- Drugs are more expensive in America than anywhere else.
- The president’s plan, which he called the “most sweeping action in history to lower the price of prescription drugs”, lacks potency.
- The price of drugs is based on what the market will bear.
- The argument that nine out of 10 big pharmaceutical companies spend more on marketing than on research is flawed as most of this marketing money is directed at the physicians who do the prescribing, rather than consumers and includes everything from medical journals to expenses for sales people.
I’m the first person to say that drug pricing is out of control in this country, but the other side of this story is that we really have no idea what is actually being paid for the drugs we receive because of our complicated layers between patients and prescription drugs.
According to the Economist, “the president’s plan, which he called the “most sweeping action in history to lower the price of prescription drugs”, lacks potency. A few ideas are welcome, including the proposal to hinder pharmaceutical firms that try to delay the arrival of generic versions of their drugs after patents expire. But many of Mr Trump’s suggestions need legislation, which is unlikely just now. No wonder his speech triggered a rise in the share prices of pharma firms”.
Unlike other countries, America does a bad job of negotiating down the prices of new drugs. If America really wanted cheaper drugs, it would copy what European countries do, and refuse to buy drugs that do not offer good clinical value for money.
Last week John Oliver used his show as a soapbox to say that drug companies are spending more on marketing than R&D. This argument is flawed. First, medical marketing has a lot of buckets including expenses for salepeople, medical liaison people and medical journal marketing.
The other flaw in Mr Oliver’s argument is that today physicians aren’t necessarily buying what pharma companies are selling. Sales reps often don’t get to see doctors and the use of the Internet among physicians continues to grow as they seek new data on new and existing prescription drugs.
I foresee a time in the future when drug companies will greatly reduce the number of drug reps and replace them with people who have medical degrees so they can add real value to physicians rather than just a “rehearsed pitch”.
According to IQVIA™ Institute for Human Data Science Study: Spending on Cancer Meds in the U.S. Doubled from 2012-2017 and is expected to double again by 2022 to $100 billion. Insurers are not likely to deny cancer patients drugs which could prolong life by week or months, but they are likely to move to a model of “pay for performance”. This would ensure that the drugs prescribed are efficacious.
Now what about R&D?
A recent paper said that “pharma company mergers are reducing the number of new medicines coming to market”. The paper went on to say that ” 5% more drugs would become available each year if not for what they refer to as “killer acquisitions.”
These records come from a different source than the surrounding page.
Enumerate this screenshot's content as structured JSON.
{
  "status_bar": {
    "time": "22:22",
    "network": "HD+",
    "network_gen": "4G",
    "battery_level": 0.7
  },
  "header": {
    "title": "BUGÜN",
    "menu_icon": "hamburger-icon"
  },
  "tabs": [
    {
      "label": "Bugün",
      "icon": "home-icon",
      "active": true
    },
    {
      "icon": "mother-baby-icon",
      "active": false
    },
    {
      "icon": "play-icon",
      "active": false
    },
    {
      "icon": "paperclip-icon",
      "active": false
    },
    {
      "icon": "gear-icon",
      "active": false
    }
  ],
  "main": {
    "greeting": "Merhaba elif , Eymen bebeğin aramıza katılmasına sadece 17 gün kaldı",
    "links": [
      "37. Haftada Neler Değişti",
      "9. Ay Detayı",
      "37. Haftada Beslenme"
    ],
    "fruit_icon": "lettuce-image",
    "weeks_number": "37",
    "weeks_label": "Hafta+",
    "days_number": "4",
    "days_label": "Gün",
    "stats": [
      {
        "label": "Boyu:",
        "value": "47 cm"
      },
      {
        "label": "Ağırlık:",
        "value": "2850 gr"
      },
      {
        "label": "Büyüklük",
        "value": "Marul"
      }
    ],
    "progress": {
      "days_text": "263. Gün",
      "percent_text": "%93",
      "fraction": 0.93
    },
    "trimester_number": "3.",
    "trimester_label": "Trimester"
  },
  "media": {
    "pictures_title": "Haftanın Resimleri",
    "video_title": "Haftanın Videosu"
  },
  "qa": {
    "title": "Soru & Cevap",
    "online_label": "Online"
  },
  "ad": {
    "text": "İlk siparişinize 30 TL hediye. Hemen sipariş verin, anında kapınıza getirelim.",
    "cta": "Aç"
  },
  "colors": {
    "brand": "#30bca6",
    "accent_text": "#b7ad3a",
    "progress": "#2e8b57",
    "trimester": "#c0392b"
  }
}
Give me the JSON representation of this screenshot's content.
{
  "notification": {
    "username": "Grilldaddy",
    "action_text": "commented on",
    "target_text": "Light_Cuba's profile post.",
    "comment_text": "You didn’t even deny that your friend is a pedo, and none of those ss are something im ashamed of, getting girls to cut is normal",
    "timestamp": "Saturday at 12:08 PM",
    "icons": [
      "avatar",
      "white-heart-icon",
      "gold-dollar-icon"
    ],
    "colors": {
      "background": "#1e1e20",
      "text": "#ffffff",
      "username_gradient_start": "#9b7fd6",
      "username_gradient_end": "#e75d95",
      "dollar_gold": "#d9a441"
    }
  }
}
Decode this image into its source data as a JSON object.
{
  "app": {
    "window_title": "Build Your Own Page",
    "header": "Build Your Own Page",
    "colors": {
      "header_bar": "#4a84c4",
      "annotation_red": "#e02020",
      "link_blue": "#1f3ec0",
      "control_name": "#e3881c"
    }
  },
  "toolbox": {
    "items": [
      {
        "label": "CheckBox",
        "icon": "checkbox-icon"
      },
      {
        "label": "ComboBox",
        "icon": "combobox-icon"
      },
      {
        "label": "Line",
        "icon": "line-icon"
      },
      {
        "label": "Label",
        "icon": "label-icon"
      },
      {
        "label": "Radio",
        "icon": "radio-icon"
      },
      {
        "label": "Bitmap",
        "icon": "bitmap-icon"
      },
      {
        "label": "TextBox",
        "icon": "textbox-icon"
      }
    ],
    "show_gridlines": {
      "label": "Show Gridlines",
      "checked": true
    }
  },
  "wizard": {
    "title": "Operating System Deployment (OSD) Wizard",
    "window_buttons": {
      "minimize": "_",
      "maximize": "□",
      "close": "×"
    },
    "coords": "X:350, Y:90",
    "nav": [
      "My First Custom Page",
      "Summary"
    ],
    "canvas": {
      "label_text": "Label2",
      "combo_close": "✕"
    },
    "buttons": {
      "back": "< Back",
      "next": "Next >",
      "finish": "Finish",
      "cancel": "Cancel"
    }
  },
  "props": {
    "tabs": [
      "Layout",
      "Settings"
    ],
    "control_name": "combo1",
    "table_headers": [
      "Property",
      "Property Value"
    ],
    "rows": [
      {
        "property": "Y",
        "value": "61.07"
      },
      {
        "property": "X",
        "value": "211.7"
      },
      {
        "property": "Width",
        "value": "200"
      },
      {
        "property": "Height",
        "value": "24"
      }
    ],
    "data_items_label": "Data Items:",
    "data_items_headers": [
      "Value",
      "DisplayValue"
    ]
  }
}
The truth is a little bit more complicated. There are already a lot of generic drugs on the market fro the most common health problems. “New and improved” drugs may not be possible. Some biotech companies have given up research on Alzheimer’s because the disease is just too complicated to solve right now. As the drop in cancer related mortality indicates we are having an effect on the war on cancer, but there is no “moon shot” to treat all the different types of cancers.
Drug pricing is going to remain a hot issue, but we need to beware that anger is not always based in fact but rather in sensational media headlines. Don’t expect politicians to dig into the real reason for high health care costs, but rather they are going to jump on the populist bandwagon. It’s up to each of us to read and understand that drug prices are just a small part of the reason our healthcare costs are so high.